Dataset records: Begin

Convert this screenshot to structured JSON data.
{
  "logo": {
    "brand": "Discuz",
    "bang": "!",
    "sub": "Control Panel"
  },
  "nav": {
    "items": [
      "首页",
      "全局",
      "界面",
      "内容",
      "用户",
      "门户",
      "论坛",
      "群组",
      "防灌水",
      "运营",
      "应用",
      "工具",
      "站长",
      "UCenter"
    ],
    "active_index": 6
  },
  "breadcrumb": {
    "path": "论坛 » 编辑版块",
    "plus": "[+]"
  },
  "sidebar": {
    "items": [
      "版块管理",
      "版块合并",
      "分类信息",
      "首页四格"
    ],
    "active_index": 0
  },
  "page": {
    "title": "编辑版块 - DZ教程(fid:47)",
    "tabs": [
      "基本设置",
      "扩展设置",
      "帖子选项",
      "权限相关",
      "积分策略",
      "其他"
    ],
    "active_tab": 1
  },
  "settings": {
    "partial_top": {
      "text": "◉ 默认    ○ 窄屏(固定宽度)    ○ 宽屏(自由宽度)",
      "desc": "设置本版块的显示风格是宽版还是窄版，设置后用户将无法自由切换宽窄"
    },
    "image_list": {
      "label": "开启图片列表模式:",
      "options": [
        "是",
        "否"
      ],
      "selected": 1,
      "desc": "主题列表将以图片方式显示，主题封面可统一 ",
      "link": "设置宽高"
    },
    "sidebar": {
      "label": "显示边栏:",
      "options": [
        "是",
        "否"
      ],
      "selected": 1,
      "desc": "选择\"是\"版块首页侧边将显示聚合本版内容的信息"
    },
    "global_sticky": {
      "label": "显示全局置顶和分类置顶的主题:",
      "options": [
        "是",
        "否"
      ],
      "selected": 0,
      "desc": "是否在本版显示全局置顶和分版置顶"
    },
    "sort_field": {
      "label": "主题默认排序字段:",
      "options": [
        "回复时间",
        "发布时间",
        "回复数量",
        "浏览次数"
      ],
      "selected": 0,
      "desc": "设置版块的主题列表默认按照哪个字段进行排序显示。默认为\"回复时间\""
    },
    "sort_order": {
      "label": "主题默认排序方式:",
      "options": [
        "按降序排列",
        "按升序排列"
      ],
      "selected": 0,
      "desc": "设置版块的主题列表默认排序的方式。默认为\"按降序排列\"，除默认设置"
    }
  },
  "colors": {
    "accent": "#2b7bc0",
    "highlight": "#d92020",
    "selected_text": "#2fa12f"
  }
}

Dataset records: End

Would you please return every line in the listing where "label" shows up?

      "label": "开启图片列表模式:",
      "label": "显示边栏:",
      "label": "显示全局置顶和分类置顶的主题:",
      "label": "主题默认排序字段:",
      "label": "主题默认排序方式:",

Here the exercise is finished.